*Requirement*
Please go over the material below and count each line with the string "screenshot", giving only the total.

■ ■ ■

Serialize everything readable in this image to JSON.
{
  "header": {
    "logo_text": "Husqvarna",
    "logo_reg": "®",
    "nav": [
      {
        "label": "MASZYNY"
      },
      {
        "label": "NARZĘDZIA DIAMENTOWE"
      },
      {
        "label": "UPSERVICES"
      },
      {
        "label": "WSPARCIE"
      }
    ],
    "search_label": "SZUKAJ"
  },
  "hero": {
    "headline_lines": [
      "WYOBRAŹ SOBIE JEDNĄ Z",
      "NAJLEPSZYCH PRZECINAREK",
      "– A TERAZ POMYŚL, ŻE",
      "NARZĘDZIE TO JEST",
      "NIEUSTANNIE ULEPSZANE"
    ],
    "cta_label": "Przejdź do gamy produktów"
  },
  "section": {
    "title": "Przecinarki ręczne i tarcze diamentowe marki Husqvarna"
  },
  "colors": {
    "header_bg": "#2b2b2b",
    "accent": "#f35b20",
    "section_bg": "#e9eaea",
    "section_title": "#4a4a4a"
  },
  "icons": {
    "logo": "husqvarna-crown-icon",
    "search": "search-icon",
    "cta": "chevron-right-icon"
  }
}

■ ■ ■

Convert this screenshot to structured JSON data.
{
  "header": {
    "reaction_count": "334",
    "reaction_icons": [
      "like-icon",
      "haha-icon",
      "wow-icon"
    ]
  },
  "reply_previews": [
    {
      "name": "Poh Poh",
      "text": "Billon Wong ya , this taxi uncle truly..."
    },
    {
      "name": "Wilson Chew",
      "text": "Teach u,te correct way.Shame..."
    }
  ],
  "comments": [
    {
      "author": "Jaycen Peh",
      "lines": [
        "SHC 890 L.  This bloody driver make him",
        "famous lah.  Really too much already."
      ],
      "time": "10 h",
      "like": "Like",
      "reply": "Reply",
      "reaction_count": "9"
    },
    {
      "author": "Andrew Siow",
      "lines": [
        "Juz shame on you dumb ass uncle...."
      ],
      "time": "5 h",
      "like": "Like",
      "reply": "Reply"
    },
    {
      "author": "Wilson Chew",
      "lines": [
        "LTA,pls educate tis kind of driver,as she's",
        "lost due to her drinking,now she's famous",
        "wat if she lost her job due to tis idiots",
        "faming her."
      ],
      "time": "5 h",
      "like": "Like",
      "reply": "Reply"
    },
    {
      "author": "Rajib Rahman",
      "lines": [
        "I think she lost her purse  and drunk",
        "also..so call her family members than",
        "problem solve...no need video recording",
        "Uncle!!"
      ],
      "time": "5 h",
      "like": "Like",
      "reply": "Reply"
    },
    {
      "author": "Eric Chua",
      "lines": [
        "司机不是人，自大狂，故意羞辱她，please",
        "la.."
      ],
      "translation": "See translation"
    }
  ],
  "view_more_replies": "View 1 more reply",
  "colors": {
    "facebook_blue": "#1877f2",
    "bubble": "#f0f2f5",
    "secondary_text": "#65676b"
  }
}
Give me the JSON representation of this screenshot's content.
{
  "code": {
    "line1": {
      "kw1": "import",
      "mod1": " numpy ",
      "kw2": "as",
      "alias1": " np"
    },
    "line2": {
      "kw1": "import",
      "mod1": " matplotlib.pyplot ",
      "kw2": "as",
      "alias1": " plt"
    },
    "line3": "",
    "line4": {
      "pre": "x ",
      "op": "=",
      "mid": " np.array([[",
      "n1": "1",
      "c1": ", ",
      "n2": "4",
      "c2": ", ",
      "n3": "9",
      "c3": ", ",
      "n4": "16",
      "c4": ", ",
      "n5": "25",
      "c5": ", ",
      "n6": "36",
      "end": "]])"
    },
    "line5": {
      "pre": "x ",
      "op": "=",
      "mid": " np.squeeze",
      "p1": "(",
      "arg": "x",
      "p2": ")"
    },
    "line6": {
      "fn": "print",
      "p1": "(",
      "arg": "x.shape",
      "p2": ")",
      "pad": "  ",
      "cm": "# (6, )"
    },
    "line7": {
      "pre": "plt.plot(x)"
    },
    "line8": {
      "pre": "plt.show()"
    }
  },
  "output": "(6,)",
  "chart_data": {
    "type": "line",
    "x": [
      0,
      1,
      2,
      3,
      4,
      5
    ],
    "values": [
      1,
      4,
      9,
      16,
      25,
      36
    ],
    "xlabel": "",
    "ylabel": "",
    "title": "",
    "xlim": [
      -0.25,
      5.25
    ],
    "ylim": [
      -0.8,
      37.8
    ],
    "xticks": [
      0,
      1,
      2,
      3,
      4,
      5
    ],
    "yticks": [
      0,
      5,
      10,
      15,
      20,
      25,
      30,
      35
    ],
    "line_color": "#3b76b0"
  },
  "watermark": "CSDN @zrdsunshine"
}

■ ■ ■

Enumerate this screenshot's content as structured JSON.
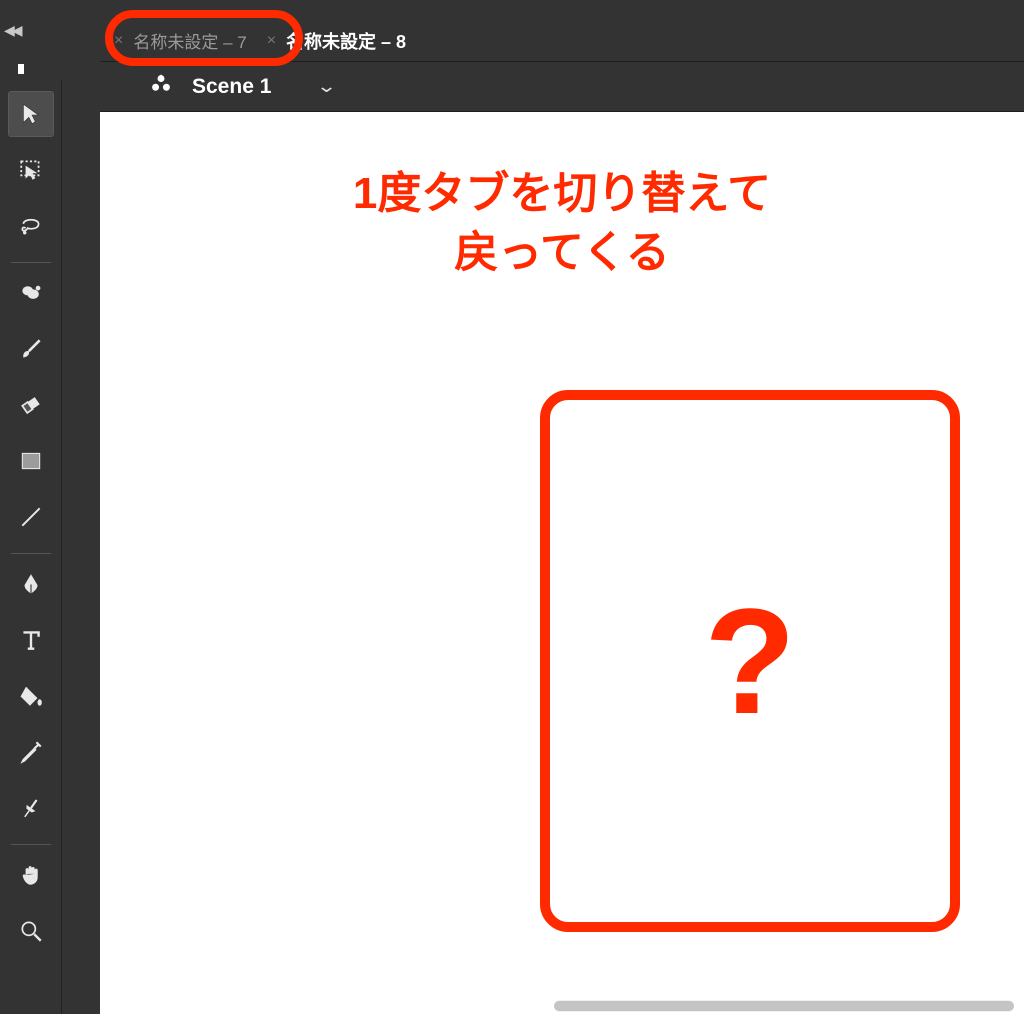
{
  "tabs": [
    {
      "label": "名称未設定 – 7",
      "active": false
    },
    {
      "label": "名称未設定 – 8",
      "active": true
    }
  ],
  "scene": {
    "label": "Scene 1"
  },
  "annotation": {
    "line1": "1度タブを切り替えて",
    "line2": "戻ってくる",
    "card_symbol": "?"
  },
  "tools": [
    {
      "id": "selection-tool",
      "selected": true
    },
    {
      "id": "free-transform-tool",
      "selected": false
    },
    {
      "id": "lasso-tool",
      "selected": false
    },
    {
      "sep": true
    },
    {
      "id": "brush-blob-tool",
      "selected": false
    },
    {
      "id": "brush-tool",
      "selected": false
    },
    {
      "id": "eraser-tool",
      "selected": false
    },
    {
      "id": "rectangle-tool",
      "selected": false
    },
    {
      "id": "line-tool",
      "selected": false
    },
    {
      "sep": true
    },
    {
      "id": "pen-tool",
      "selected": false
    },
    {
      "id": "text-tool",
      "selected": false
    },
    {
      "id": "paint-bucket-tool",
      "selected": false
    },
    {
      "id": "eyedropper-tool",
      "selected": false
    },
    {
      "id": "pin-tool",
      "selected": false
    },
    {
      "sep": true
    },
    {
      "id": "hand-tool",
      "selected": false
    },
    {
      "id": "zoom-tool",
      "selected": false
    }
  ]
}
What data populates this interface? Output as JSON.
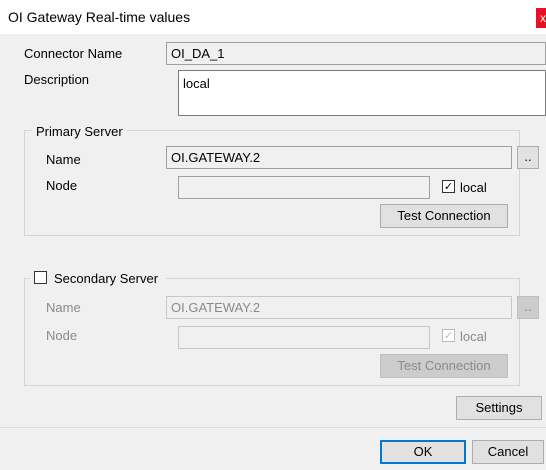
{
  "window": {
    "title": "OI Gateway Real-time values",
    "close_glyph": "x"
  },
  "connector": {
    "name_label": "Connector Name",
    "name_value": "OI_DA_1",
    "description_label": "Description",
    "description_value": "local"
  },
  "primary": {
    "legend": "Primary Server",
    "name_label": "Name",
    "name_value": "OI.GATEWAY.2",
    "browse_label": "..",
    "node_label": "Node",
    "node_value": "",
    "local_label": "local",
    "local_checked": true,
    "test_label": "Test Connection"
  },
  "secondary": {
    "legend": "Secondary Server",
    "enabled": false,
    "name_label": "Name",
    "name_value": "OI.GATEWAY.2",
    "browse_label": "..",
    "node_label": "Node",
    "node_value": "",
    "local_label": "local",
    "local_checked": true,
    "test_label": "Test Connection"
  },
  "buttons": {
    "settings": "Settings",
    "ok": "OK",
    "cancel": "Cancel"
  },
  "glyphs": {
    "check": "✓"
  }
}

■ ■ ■

*Written answer*
3